However - and this will outrage many Labour MPs - the paper proposes a free vote on a clause that "the deal should not be subject to a second referendum". This will be seen by MPs who want a confirmatory referendum as an attempt to pre-emptively close down this route.

The paper proposes to block a People's Vote. Credit: PA

Here are the five different motions proposed for these indicative votes:

1. A Brexit deal

"The UK should leave the European Union with a deal."

2. Before summer recess

"The WAB [or Withdrawal Agreement Bill] should receive Royal Assent by the summer recess in order that the UK leaves the EU on 31st July 2019."

3. Customs

"A customs arrangement that combines the benefits of a customs union - no tariffs, fees, charges or quantitative restrictions - plus no checks on rules of origin when goods move between the UK and the EU with the ability for the UK to determine its own external trade policy and international development policy.

"A comprehensive customs union covering both goods and services, including a UK say in EU trade policy, at least until alternative arrangements that maintain as close to frictionless trade as possible with the EU and no hard border on the island of Ireland have been agreed.

"A customs union covering goods, including a say in relevant EU trade policy, at least until the next election.

"A comprehensive customs union covering both goods and services including a UK say in EU trade policy."

4. No people's vote

"The deal should not be subject to a second referendum."

5. The package agreed with Labour

"Parliament must approve the UK's objectives for the negotiations on our future relationship with the EU and approve the treaty governing that relationship before the Government signs it.

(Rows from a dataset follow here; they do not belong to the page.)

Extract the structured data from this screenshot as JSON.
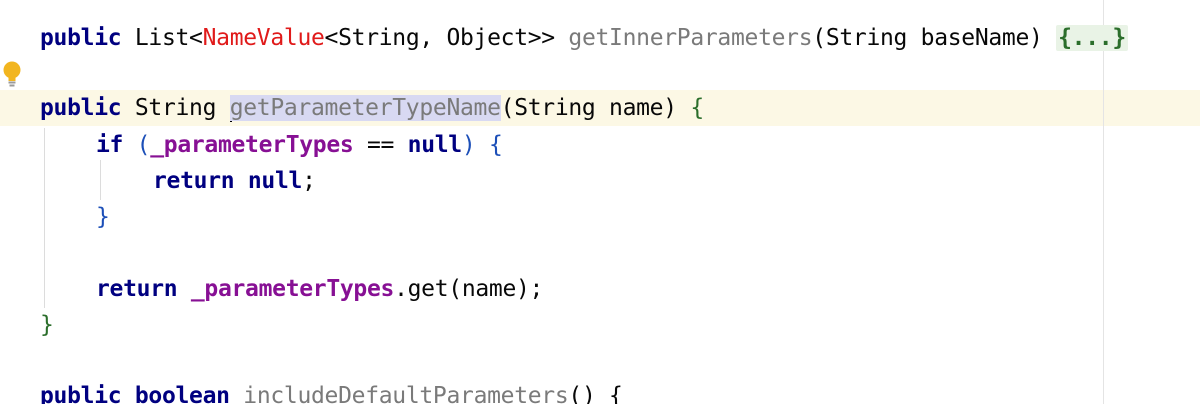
{
  "editor": {
    "line1": {
      "kw_public": "public",
      "type_list": "List<",
      "type_namevalue": "NameValue",
      "generic_rest": "<String, Object>> ",
      "method": "getInnerParameters",
      "params": "(String baseName) ",
      "folded": "{...}"
    },
    "line2": {
      "kw_public": "public",
      "type_string": " String ",
      "method": "getParameterTypeName",
      "params": "(String name) ",
      "brace": "{"
    },
    "line3": {
      "kw_if": "if",
      "open": " (",
      "field": "_parameterTypes",
      "op": " == ",
      "kw_null": "null",
      "close": ") ",
      "brace": "{"
    },
    "line4": {
      "kw_return": "return",
      "space": " ",
      "kw_null": "null",
      "semi": ";"
    },
    "line5": {
      "brace": "}"
    },
    "line6": {
      "kw_return": "return",
      "space": " ",
      "field": "_parameterTypes",
      "call": ".get(name);"
    },
    "line7": {
      "brace": "}"
    },
    "line8": {
      "kw_public": "public",
      "kw_boolean": "boolean",
      "method": "includeDefaultParameters",
      "rest": "() {"
    }
  },
  "colors": {
    "keyword": "#000080",
    "error_type": "#e01a1a",
    "field": "#871094",
    "caret_row": "#fcf8e5",
    "usage_highlight": "#d8d9f2",
    "folded_bg": "#e9f3e6"
  },
  "icons": {
    "intention_bulb": "lightbulb-icon"
  }
}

"The UK should seek as close to frictionless trade in goods with the EU as possible, subject to the UK being outside the Single Market and ending free movement, to protect jobs in just-in-time supply chains.

"In order to deliver as close to frictionless trade in goods as possible, the UK should dynamically align with those EU rules for goods and agri-food products that are relevant to checks at the border.

"The UK should seek the fullest possible participation in EU tools and measures that protect citizens' security.

"The UK should seek the fullest possible participation in key EU agencies, including the European Medicines Agency, the European Aviation Safety Agency and the European Chemicals Agency in relation to the economic partnership and Europol and Eurojust in relation to the security partnership.

"Workers' rights in the UK should be no less favourable than rights in the EU.

"The UK's withdrawal from the UK should not affect the level of environmental protection in the UK."

Now what I find intriguing is that the "package we've agreed with Labour" reads very much like a summary of the PM's Chequers proposal for the future relationship with the EU - which prompted the resignations from the Cabinet of the Brexiters David Davis and Boris Johnson - as much as Labour's blueprint for the future relationship with the EU.

There will be plenty of Brexiter Tory MPs who will hate everything in the document, especially the Labour "package", and many Labour MPs who will argue that it's only acceptable if subject to a confirmatory referendum.

But there are Labour MPs like Lisa Nandy and Caroline Flint - and frontbenchers such as Ian Lavery - who have been urging Corbyn to find a Brexit compromise with the government.

For what it's worth I cannot see Labour signing up to the contents of the document. Although Corbyn has been resisting giving an unambiguous commitment to a referendum, he is acutely aware that maybe half his MPs now want one - including his Brexit spokesman, Keir Starmer - and that they will be enraged if he endorses a document whose purpose seems to be to shut down the referendum route.

I asked the government for an official reaction. To date they have failed to provide one.

The Labour MP Alex Sobel said: "Labour can now take a stand: end the cross-party talks immediately and make it clear there is no prospect of Labour ever agreeing to any Brexit deal that is not handed back to the people for the final say."